Final Table Results:
Just yesterday, Mike Dentale was bemoaning how hell would be playing poker for all eternity. However, he now leads the Little One for One Drop after a whirlwind day saw just 48 players survive from the 412 that started the day. Dentale bagged up 13,400,000, more than Pierre-Paul Paulin (11,285,000), Zachary Donovan (11,130,000), and Jacques Maron (10,495,000), all of whom trail in his wake.
While Dentale is currently master of the Little One for One Drop domain, others had it a lot rougher. Shaun Deeb went into play leading the field with almost 4 million chips, but busted in 118th place after a disastrous run for both his Player of the Year and his team’s $25k Fantasy League chances (he didn’t finish in the top 72 players, so scored just 1 point instead of 63 for Team Noori).
With the final 48 players taking to the felt for one last day in an attempt to run it up to becoming champion and winning both the WSOP bracelet and $690,686 in cold, hard cash, everything is up for grabs.
With just 14 players still holding chips fro the 671 entries, it’s Andras Nemeth (2,895,000) who leads the way. With the players on his trail including David Gonzalez (2,185,000), Jonas Mackoff (2,125,000), and David Dibernardi (1,050,000), Nemeth has a powerful lead, but not an insurmountable one, with plenty of big name stars further back in the counts.
Former WSOP bracelet winner Michael Tureniec (710,000) will hope to add to his collection of gold wristwear, while online legend Patrick Leonard (310,000) will need to get off to a strong start to play himself back into contention.
With only 42 players left in the hunt for the WSOP in the $1,500-entry PLO Bounty event, Kazuhiko Yotsushika ended the day with the most chips, stacking up 2,148,000. He has some terrific competition lying in wait, however, with Joao Simao (1,855,000), former WSOP Main Event runner-up Jesse Sylvia (1,119,000) and Toby Lewis (1,062,000) all fancying their chances a short way behind.
With other big names through to Day 3 but with less chips, such as former WSOP bracelet winners Bryce Yockey (1,003,000), Jeff Lisandro (488,000) and Daniel Negreanu (120,000), vital Player of the Year points could be up for grabs along with the $177,823 top prize and fabled WSOP bracelet.
The $1,500-entry Bracelet Winners Only No-Limit Hold’em event had a fairly quiet Day 1, with just 143 players registering for this most exclusive of bracelets, only winnable by having previously won one.
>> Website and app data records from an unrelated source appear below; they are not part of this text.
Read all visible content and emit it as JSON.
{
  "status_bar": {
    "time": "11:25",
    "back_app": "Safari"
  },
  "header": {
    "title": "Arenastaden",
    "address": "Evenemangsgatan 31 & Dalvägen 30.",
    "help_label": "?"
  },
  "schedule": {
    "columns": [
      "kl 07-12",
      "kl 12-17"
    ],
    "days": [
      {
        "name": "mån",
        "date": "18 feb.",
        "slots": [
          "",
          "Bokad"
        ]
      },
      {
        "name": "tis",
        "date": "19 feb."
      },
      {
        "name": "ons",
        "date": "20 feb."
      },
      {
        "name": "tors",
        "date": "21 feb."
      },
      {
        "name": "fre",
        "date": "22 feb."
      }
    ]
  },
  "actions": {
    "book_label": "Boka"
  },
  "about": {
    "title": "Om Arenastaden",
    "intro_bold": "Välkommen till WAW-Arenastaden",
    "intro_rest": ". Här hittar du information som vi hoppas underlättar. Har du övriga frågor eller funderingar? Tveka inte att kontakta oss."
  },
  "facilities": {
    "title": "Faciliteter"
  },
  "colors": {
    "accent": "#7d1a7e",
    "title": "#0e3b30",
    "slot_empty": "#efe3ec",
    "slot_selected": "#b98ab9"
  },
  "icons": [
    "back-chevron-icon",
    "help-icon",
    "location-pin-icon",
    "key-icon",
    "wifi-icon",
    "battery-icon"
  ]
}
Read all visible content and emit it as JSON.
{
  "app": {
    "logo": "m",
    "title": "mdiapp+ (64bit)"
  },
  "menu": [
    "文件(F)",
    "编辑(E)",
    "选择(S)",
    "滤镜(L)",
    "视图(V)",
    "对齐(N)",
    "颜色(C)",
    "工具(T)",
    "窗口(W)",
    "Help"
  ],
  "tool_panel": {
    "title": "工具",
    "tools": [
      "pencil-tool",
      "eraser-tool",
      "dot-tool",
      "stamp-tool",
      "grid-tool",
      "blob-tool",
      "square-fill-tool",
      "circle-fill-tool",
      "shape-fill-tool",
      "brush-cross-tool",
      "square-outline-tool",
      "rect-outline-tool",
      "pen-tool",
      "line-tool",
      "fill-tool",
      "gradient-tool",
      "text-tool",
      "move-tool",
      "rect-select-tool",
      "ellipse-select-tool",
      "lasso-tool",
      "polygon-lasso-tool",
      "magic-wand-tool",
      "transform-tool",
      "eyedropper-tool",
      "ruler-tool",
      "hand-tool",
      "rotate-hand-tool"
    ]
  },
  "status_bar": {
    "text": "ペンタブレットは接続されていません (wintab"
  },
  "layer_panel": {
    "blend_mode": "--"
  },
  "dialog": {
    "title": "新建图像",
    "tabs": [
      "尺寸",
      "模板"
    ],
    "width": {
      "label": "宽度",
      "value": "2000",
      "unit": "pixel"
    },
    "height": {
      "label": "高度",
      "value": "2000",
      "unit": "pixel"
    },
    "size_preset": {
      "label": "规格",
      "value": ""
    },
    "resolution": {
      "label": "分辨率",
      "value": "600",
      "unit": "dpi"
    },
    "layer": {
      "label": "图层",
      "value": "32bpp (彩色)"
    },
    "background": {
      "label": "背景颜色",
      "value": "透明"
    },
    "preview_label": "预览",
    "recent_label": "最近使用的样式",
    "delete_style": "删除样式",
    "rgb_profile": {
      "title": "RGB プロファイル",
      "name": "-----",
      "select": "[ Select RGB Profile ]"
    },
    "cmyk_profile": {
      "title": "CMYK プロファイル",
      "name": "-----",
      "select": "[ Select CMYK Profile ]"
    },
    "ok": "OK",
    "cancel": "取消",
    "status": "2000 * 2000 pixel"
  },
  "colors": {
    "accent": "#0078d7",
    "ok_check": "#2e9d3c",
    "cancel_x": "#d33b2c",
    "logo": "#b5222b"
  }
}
The chance to double-up or better on your gold jewelry collection without running into anyone who doesn’t have one didn’t appeal to everyone, but every player who did play was clearly a player to be reckoned with.
At the end of Day 1, it was Nikita Luther who racked up the biggest stack, with her bag filled with an amazing 538,500 chips, with others such as Michael Gagliano (354,000) and Yuval Bronshtein (277,000) unable to get near her despite fantastic days at the felt. Another player who did brilliantly was Chris ‘Jesus’ Ferguson, who registered very late and went on the attack right away, bumping his stack up to a day-closing total of 224,500 in no time at all. Others, such as Humberto ‘The Shark’ Brenes (112,000), Joe Cada (195,000) and Liv Boeree (61,500) will hope for a perfect Day 2 to put themselves in pole position for the final.
Elsewhere, Day 1 of the $1,500-entry Mixed No-Limit Hold’em/Pot Limit Omaha event saw Chance Kornuth bag up a massive 284,500 chips, not far off the leader, Corey Wright (332,500). Shaun Deeb could put himself right back in the hunt for Player of the Year if he can build on his stack of 257,400. With 1,250 entries being reduced to 340 players, the money bubble will burst on Thursday, with just 188 players reaching the money. Every one of them will be hoping for much more, ideally the WSOP gold bracelet and $304,793 top prize.
You can watch the WSOP Main Event action unfold on ESPN and check out additional coverage on PokerGO throughout the biggest poker tournament in the world and bracelet event coverage on CBS All Access.